### ASSIGNMENT
Copy every line below precisely as it appears.

### INFORMATION PROVIDED
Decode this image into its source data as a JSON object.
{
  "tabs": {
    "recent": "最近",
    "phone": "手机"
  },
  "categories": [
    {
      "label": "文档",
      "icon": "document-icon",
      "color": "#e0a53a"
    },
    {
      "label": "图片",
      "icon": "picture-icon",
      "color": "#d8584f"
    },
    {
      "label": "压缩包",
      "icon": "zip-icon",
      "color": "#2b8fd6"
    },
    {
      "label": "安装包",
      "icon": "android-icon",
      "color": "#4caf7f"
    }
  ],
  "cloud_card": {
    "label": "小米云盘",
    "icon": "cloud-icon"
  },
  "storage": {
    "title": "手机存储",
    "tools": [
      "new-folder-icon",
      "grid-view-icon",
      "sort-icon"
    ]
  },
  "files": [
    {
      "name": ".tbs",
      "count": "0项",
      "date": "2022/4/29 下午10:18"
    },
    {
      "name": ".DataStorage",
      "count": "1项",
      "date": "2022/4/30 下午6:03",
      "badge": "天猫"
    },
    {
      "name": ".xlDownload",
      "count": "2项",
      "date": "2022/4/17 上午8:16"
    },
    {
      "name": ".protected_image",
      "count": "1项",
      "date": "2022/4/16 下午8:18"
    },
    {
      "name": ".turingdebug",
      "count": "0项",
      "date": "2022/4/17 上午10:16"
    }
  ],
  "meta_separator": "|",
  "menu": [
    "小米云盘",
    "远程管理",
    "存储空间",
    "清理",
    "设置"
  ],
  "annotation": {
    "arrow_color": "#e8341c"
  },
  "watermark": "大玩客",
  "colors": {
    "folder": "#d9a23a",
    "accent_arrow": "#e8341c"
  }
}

### RESPONSE TO THE TASK
Decode this image into its source data as a JSON object.
{
  "tabs": {
    "recent": "最近",
    "phone": "手机"
  },
  "categories": [
    {
      "label": "文档",
      "icon": "document-icon",
      "color": "#e0a53a"
    },
    {
      "label": "图片",
      "icon": "picture-icon",
      "color": "#d8584f"
    },
    {
      "label": "压缩包",
      "icon": "zip-icon",
      "color": "#2b8fd6"
    },
    {
      "label": "安装包",
      "icon": "android-icon",
      "color": "#4caf7f"
    }
  ],
  "cloud_card": {
    "label": "小米云盘",
    "icon": "cloud-icon"
  },
  "storage": {
    "title": "手机存储",
    "tools": [
      "new-folder-icon",
      "grid-view-icon",
      "sort-icon"
    ]
  },
  "files": [
    {
      "name": ".tbs",
      "count": "0项",
      "date": "2022/4/29 下午10:18"
    },
    {
      "name": ".DataStorage",
      "count": "1项",
      "date": "2022/4/30 下午6:03",
      "badge": "天猫"
    },
    {
      "name": ".xlDownload",
      "count": "2项",
      "date": "2022/4/17 上午8:16"
    },
    {
      "name": ".protected_image",
      "count": "1项",
      "date": "2022/4/16 下午8:18"
    },
    {
      "name": ".turingdebug",
      "count": "0项",
      "date": "2022/4/17 上午10:16"
    }
  ],
  "meta_separator": "|",
  "menu": [
    "小米云盘",
    "远程管理",
    "存储空间",
    "清理",
    "设置"
  ],
  "annotation": {
    "arrow_color": "#e8341c"
  },
  "watermark": "大玩客",
  "colors": {
    "folder": "#d9a23a",
    "accent_arrow": "#e8341c"
  }
}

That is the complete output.